*Directions for this task*
Tally up the lines below that contain the word "title" and give the total alone.

---

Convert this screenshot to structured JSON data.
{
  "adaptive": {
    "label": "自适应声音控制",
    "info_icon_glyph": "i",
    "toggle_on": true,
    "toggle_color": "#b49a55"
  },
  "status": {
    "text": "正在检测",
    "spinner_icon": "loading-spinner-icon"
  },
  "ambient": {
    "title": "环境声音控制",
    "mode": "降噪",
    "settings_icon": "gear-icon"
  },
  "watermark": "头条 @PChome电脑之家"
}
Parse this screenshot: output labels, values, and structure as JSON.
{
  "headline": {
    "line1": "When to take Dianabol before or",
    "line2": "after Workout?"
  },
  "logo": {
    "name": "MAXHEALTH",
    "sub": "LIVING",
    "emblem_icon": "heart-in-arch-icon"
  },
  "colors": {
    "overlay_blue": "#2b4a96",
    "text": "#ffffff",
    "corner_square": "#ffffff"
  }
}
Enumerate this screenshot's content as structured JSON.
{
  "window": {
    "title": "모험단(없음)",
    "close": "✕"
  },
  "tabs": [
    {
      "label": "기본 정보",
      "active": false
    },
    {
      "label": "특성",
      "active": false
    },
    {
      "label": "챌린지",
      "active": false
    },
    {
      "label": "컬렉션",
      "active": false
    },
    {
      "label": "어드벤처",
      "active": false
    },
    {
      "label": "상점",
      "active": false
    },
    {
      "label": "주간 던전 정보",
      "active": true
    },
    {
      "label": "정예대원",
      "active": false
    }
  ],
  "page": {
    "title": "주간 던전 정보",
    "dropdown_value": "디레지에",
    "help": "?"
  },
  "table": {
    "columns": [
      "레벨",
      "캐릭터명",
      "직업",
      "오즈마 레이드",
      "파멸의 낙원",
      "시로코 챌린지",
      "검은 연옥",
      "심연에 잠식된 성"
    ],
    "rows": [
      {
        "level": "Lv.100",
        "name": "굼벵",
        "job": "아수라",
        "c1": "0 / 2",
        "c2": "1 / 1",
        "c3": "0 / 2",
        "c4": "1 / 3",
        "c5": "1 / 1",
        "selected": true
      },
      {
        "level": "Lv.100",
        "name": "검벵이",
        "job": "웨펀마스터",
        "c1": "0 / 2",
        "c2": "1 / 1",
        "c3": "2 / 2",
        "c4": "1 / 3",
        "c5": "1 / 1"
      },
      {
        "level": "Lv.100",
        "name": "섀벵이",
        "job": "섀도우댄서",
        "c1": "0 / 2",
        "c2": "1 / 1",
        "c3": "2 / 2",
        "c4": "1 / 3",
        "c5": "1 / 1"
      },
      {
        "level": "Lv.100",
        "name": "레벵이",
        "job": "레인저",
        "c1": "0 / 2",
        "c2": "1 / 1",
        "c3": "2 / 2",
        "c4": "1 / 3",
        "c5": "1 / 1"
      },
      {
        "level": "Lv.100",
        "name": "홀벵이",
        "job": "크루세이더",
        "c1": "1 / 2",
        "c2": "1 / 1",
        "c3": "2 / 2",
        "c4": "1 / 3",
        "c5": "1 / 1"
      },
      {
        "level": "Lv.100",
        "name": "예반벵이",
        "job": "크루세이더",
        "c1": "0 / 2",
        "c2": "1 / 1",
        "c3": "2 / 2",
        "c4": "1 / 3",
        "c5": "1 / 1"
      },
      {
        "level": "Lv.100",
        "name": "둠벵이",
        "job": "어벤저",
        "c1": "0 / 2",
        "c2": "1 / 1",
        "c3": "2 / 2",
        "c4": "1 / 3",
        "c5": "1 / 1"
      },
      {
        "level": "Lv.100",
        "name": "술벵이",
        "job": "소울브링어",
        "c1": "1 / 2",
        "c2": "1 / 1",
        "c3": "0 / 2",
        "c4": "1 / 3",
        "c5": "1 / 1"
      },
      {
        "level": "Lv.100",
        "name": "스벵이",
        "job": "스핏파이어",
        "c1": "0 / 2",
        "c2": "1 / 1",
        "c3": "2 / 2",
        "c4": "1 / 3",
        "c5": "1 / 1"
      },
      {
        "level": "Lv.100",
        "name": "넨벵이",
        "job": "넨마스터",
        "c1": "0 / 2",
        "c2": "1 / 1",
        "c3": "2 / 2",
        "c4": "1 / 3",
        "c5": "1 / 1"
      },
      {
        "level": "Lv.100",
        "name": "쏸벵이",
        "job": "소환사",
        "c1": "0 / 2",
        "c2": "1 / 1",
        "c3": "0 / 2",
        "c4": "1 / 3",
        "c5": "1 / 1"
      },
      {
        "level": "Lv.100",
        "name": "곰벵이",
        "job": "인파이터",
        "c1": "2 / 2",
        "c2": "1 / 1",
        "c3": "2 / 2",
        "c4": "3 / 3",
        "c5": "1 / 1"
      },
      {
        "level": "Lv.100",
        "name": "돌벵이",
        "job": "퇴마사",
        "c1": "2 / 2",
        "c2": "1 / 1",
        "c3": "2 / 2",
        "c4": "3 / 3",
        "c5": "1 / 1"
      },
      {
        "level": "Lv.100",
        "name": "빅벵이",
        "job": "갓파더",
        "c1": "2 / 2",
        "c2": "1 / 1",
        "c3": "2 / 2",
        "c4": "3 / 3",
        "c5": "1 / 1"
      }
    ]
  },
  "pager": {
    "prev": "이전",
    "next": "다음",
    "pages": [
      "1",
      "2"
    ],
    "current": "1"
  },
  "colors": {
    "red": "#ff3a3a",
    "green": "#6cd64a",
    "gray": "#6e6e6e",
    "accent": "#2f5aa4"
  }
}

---

*Solution to the exercise*
3